“…represent your beautiful selves, but our history as well.”
When White cisgender men are the “norm,” everyone else is an “other.” Part of the reason to critically analyze media representation of BIPOC is that sometimes it is the only representation White people see. When the media shows Black men only as angry or threatening because of the specific individuals represented, the stereotype is perpetuated. Miss Juneteenth tackles this very real problem. The pageant official tells the girls that they are representing themselves, but history as well. What a burden to put on anyone, let alone 15-year-old girls! But this is the truth we all live in today. Perhaps after the murder of George Floyd and the country’s attempt to see the brutality involved with assumptions about an individual’s race, we are all more aware of it than ever.

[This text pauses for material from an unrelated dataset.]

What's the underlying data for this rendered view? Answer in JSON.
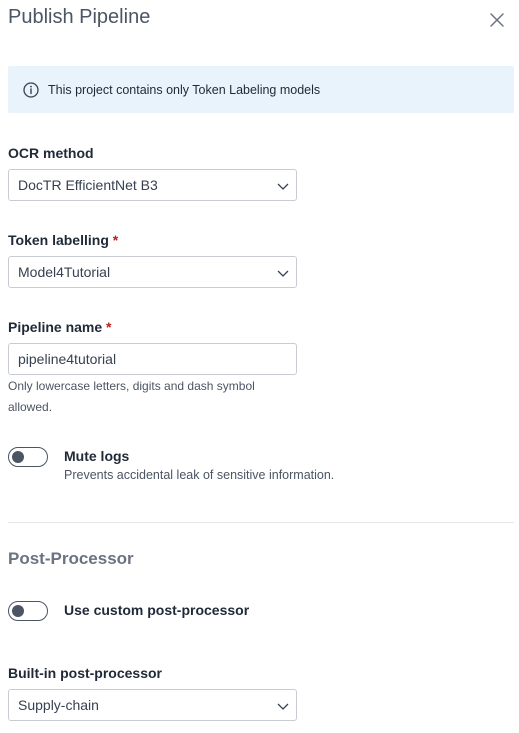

But awareness is only the first step toward change.
“I just want something for myself.”
Turquoise is the epitome of a multidimensional character. Her first priority is her daughter. Regardless of the allure of running off for a loveless marriage with a successful suitor, she places her bets on herself instead. While she is disappointed by her husband, Ronnie (Kendrick Sampson), and worried for Kai, she remains strong and resilient.
I have to admit — I wanted to see Ronnie and Turquoise together. This was a love story with a harsh past, due to an assumed jail sentence for Ronnie and just being young parents, but I loved it. I loved seeing a mother and father still together and in love after so many years and so many roadblocks. I loved that Ronnie, while making some slightly irritating choices, is also a good person. I loved that there wasn’t violence following the run-in with Baker, the man who has pined for Turquoise for years. Typically, men in films, especially Black men, are prone to irrational violence when it comes to jealousy over their partner. While Ronnie is upset, he doesn’t do anything stupid and still smiles kindly at Turquoise when he next sees her. Ronnie is trying to be better, and while that has come with some bumps in the road, he is still on the road.

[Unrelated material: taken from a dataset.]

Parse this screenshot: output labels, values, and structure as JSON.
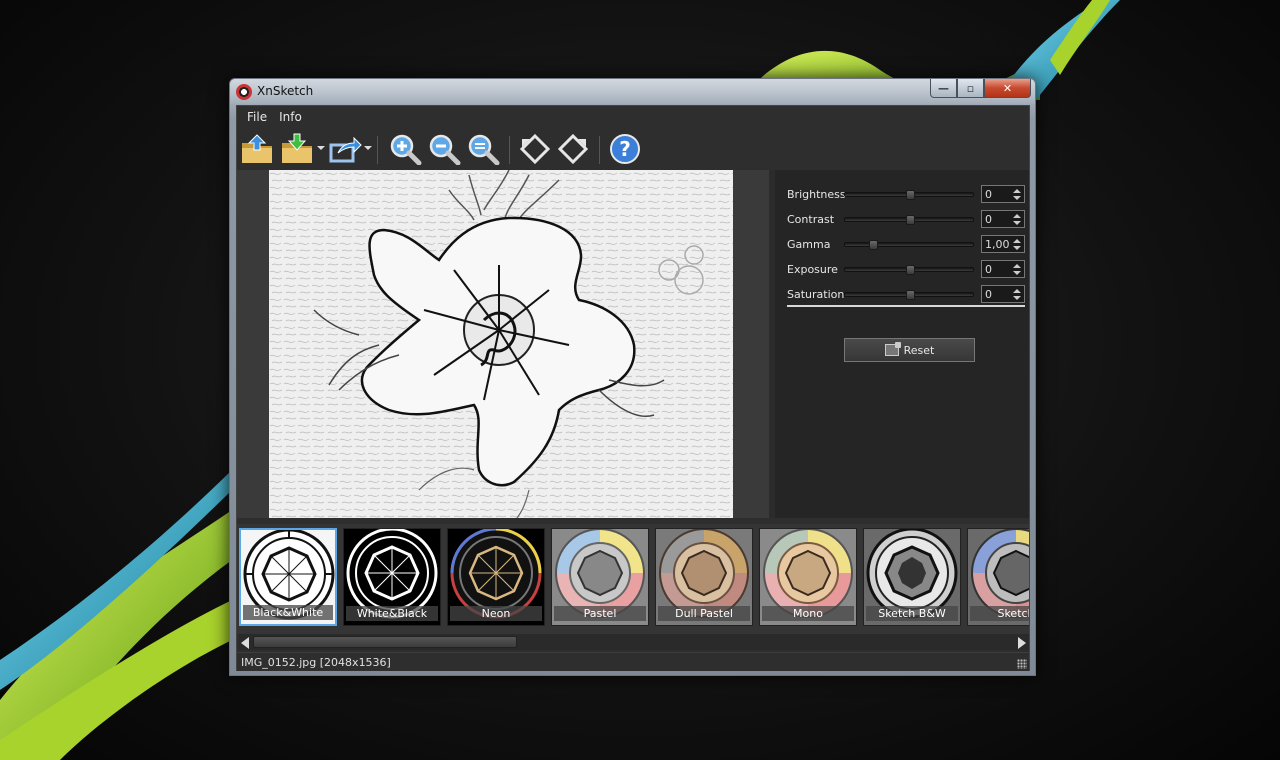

But the main love story is between Turquoise and herself. As cheesy as that sounds, Turquoise manages to ignore the emotional, financial, and physical setbacks thrown at her throughout the film and stays true to herself. Her worst decision is that she got a bit forceful with her daughter entering the pageant. But I don’t blame her! Everyone wants to give their children a better life than they had. Turquoise thinks education is Kai’s best chance at a good life. And the only way to get a good education is money or scholarships. The pageant is the ticket to an education and a way out. Turquoise is not a stage mom and this is not Toddlers and Tiaras. The pageant is assumed to be the only chance Kai will have for a bright future, and Turquoise wants that so badly for her daughter.
The strength and ability of a mother to apologize to their teenage daughter are remarkable. Kai is a good kid — she likes dancing, her phone, and her boyfriend (who is a good person as well). Kai respects her mother and knows she working hard and doing her best for Kai. Turquoise is a good mother, and part of being a good mother is recognizing and working toward your own dreams as well. She ultimately realizes this, and instead of pushing her daughter in a specific direction, she simply supports her (emotionally and financially). As Glennon Doyle explains in the book Untamed, mothers should be models, not martyrs. Turquoise is the ultimate model of strength, love, and hard work without compromise.
(This article was originally published by Sarah Erskine on Medium.)